Exercise input:
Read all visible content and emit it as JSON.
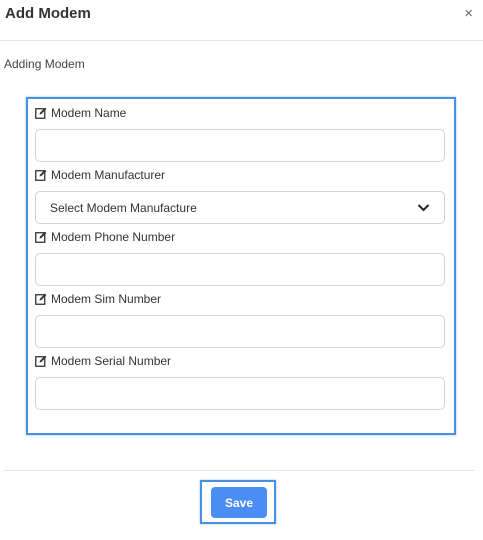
{
  "modal": {
    "title": "Add Modem",
    "close_glyph": "×",
    "subtitle": "Adding Modem"
  },
  "form": {
    "modem_name": {
      "label": "Modem Name",
      "value": "",
      "icon": "edit-icon"
    },
    "modem_manufacturer": {
      "label": "Modem Manufacturer",
      "selected": "Select Modem Manufacture",
      "icon": "edit-icon"
    },
    "modem_phone_number": {
      "label": "Modem Phone Number",
      "value": "",
      "icon": "edit-icon"
    },
    "modem_sim_number": {
      "label": "Modem Sim Number",
      "value": "",
      "icon": "edit-icon"
    },
    "modem_serial_number": {
      "label": "Modem Serial Number",
      "value": "",
      "icon": "edit-icon"
    }
  },
  "footer": {
    "save_label": "Save"
  },
  "colors": {
    "accent": "#4a8ef5",
    "highlight_border": "#4a90e2"
  }
}
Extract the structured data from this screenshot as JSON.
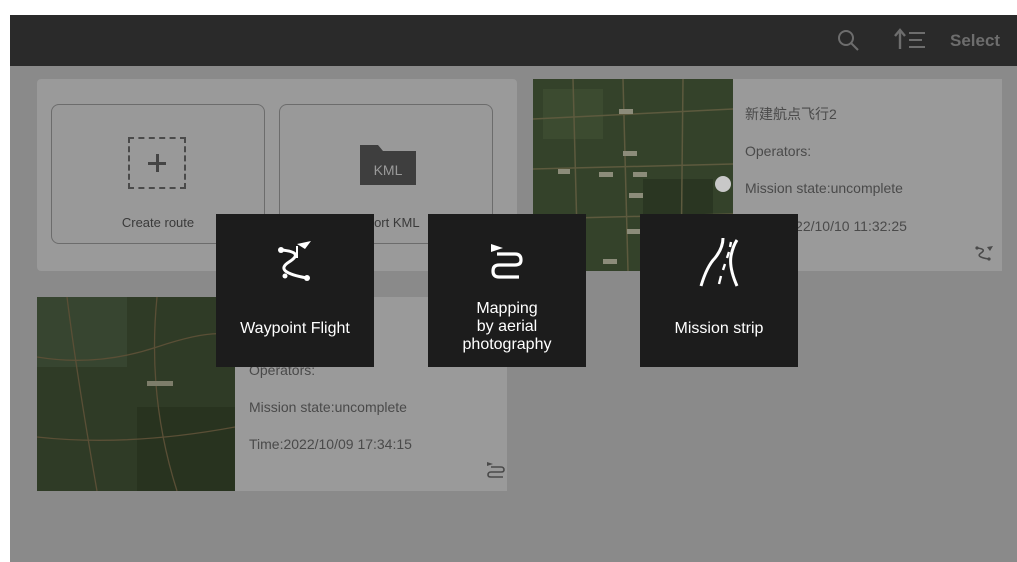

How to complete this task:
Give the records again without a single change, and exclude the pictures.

Worked solution:
Read all visible content and emit it as JSON.
{
  "modal": {
    "title": "Add Modem",
    "close_glyph": "×",
    "subtitle": "Adding Modem"
  },
  "form": {
    "modem_name": {
      "label": "Modem Name",
      "value": "",
      "icon": "edit-icon"
    },
    "modem_manufacturer": {
      "label": "Modem Manufacturer",
      "selected": "Select Modem Manufacture",
      "icon": "edit-icon"
    },
    "modem_phone_number": {
      "label": "Modem Phone Number",
      "value": "",
      "icon": "edit-icon"
    },
    "modem_sim_number": {
      "label": "Modem Sim Number",
      "value": "",
      "icon": "edit-icon"
    },
    "modem_serial_number": {
      "label": "Modem Serial Number",
      "value": "",
      "icon": "edit-icon"
    }
  },
  "footer": {
    "save_label": "Save"
  },
  "colors": {
    "accent": "#4a8ef5",
    "highlight_border": "#4a90e2"
  }
}
Extract the structured data from this screenshot as JSON.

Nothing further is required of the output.